#### TASK REQUIREMENTS
Find the number of lines containing the string "RHODES" in the data. Answer with the number by itself.

#### MATERIAL SHOWN
┌──

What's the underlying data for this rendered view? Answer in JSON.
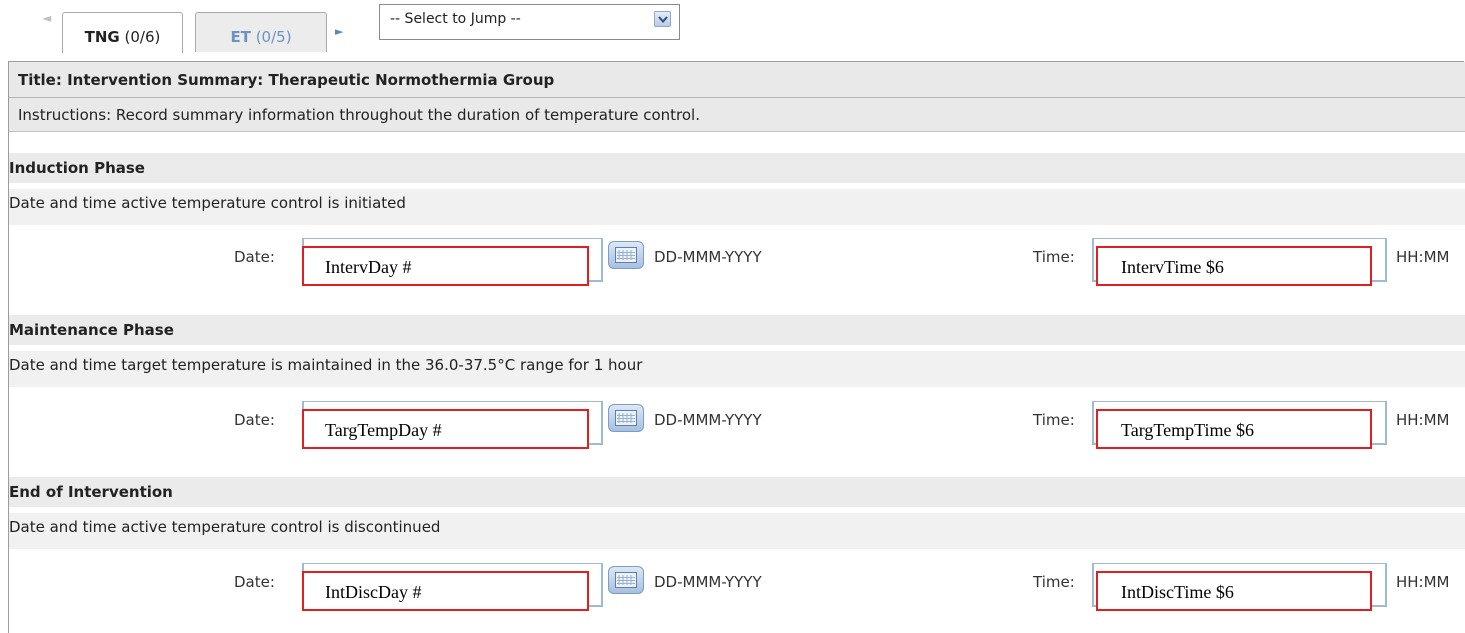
{
  "tabs": {
    "prev_arrow": "◄",
    "next_arrow": "►",
    "items": [
      {
        "code": "TNG",
        "count": "(0/6)"
      },
      {
        "code": "ET",
        "count": "(0/5)"
      }
    ],
    "jump_select": "-- Select to Jump --"
  },
  "form": {
    "title": "Title: Intervention Summary: Therapeutic Normothermia Group",
    "instructions": "Instructions: Record summary information throughout the duration of temperature control.",
    "date_label": "Date:",
    "time_label": "Time:",
    "date_format": "DD-MMM-YYYY",
    "time_format": "HH:MM",
    "sections": [
      {
        "header": "Induction Phase",
        "description": "Date and time active temperature control is initiated",
        "date_value": "IntervDay #",
        "time_value": "IntervTime $6"
      },
      {
        "header": "Maintenance Phase",
        "description": "Date and time target temperature is maintained in the 36.0-37.5°C range for 1 hour",
        "date_value": "TargTempDay #",
        "time_value": "TargTempTime $6"
      },
      {
        "header": "End of Intervention",
        "description": "Date and time active temperature control is discontinued",
        "date_value": "IntDiscDay #",
        "time_value": "IntDiscTime $6"
      }
    ]
  },
  "colors": {
    "annotation_border": "#e02020",
    "inactive_tab_text": "#6d93c3",
    "header_bg": "#e9e9e9"
  }
}
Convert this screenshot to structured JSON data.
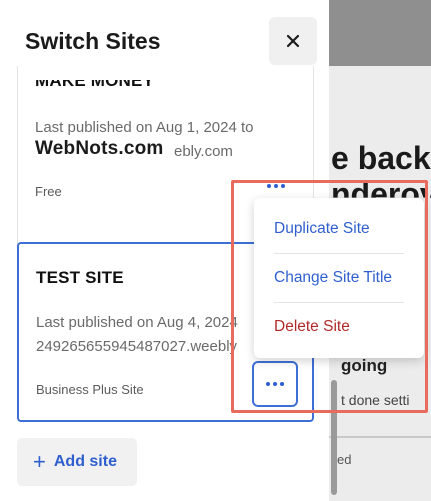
{
  "panel": {
    "title": "Switch Sites",
    "close_icon": "close-icon"
  },
  "sites": [
    {
      "title": "MAKE MONEY",
      "published": "Last published on Aug 1, 2024 to",
      "url_suffix": "ebly.com",
      "watermark": "WebNots.com",
      "plan": "Free"
    },
    {
      "title": "TEST SITE",
      "published": "Last published on Aug 4, 2024",
      "url": "2492656559454870​27.weebly",
      "plan": "Business Plus Site"
    }
  ],
  "add_site": {
    "label": "Add site",
    "icon": "plus-icon"
  },
  "menu": {
    "items": [
      "Duplicate Site",
      "Change Site Title",
      "Delete Site"
    ]
  },
  "background": {
    "headline_line1": "e back",
    "headline_line2": "nderov",
    "sub": "going",
    "sub2": "t done setti",
    "sub3": "ed"
  },
  "colors": {
    "accent": "#2f5fcf",
    "danger": "#b02a2a",
    "highlight": "#e86b5e",
    "selected_border": "#3f6fd6"
  }
}
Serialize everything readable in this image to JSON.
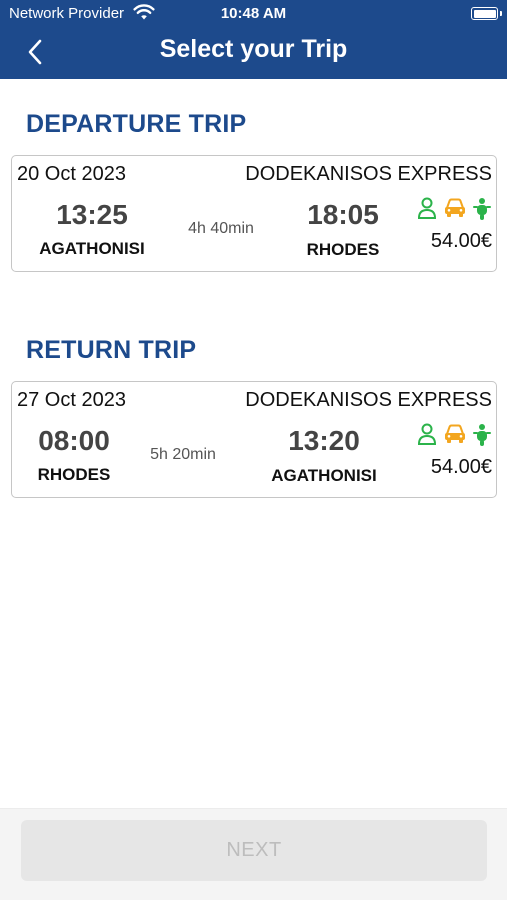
{
  "status_bar": {
    "carrier": "Network Provider",
    "time": "10:48 AM"
  },
  "header": {
    "title": "Select your Trip"
  },
  "departure": {
    "section_title": "DEPARTURE TRIP",
    "date": "20 Oct 2023",
    "operator": "DODEKANISOS EXPRESS",
    "depart_time": "13:25",
    "depart_port": "AGATHONISI",
    "duration": "4h 40min",
    "arrive_time": "18:05",
    "arrive_port": "RHODES",
    "price": "54.00€",
    "icons": [
      "person-icon",
      "car-icon",
      "motorbike-icon"
    ]
  },
  "return": {
    "section_title": "RETURN TRIP",
    "date": "27 Oct 2023",
    "operator": "DODEKANISOS EXPRESS",
    "depart_time": "08:00",
    "depart_port": "RHODES",
    "duration": "5h 20min",
    "arrive_time": "13:20",
    "arrive_port": "AGATHONISI",
    "price": "54.00€",
    "icons": [
      "person-icon",
      "car-icon",
      "motorbike-icon"
    ]
  },
  "footer": {
    "next_label": "NEXT"
  },
  "colors": {
    "brand_blue": "#1d4a8c",
    "passenger_green": "#2bb34a",
    "vehicle_orange": "#f3a61f",
    "disabled_button": "#e6e6e6"
  }
}
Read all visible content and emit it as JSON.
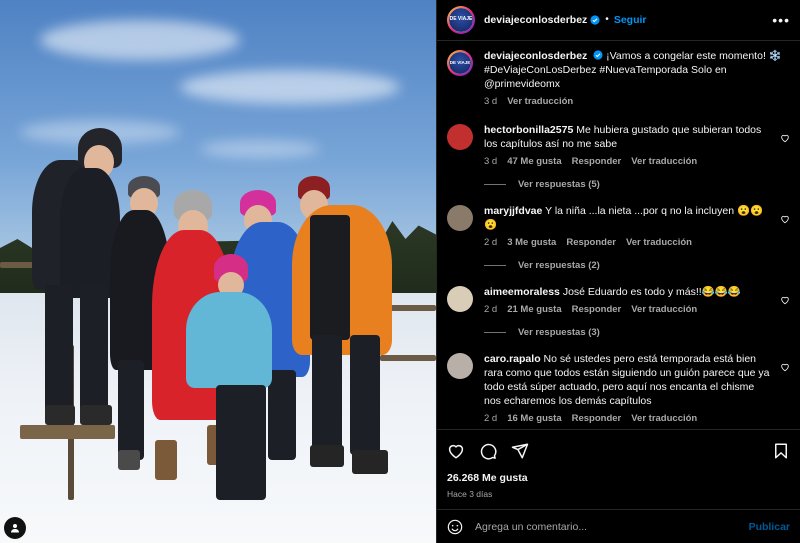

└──

#### OUTPUT
2